==== SUPPLIED MATERIAL
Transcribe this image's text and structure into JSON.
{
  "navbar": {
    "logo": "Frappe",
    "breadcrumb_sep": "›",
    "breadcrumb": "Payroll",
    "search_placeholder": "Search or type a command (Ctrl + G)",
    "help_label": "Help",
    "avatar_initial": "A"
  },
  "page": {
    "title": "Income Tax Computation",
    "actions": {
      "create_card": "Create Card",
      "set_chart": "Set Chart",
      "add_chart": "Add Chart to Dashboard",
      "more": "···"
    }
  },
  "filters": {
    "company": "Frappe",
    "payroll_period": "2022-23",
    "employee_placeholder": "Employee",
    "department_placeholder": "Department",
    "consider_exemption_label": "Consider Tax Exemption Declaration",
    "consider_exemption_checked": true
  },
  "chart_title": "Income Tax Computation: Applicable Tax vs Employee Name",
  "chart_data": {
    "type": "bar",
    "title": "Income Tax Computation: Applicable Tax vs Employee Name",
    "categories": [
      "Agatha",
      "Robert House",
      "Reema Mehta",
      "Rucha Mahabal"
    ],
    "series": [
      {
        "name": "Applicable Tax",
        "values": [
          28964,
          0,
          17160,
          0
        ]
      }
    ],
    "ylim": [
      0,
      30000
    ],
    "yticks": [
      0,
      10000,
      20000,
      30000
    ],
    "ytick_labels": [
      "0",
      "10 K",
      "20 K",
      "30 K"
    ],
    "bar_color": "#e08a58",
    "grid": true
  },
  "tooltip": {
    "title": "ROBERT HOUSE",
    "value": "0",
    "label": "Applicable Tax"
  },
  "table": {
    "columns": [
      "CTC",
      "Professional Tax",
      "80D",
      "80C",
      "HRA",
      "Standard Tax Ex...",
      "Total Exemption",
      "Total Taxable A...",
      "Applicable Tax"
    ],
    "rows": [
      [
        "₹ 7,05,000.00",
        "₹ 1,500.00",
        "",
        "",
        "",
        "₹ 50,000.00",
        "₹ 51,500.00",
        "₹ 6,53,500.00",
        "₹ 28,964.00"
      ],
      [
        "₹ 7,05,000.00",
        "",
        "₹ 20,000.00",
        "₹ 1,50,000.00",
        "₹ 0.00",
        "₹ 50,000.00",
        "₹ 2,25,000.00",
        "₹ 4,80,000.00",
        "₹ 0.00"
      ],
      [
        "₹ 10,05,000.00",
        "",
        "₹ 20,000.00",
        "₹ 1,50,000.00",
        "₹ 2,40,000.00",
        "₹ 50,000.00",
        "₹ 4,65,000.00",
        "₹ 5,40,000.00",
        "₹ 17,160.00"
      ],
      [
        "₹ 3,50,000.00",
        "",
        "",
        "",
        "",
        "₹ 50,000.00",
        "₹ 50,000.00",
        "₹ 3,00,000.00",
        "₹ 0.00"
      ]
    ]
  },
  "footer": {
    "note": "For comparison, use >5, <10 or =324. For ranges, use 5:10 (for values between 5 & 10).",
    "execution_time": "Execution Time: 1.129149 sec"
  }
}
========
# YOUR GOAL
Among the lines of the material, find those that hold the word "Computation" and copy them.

# EXERCISE RESPONSE
    "title": "Income Tax Computation",
  "chart_title": "Income Tax Computation: Applicable Tax vs Employee Name",
    "title": "Income Tax Computation: Applicable Tax vs Employee Name",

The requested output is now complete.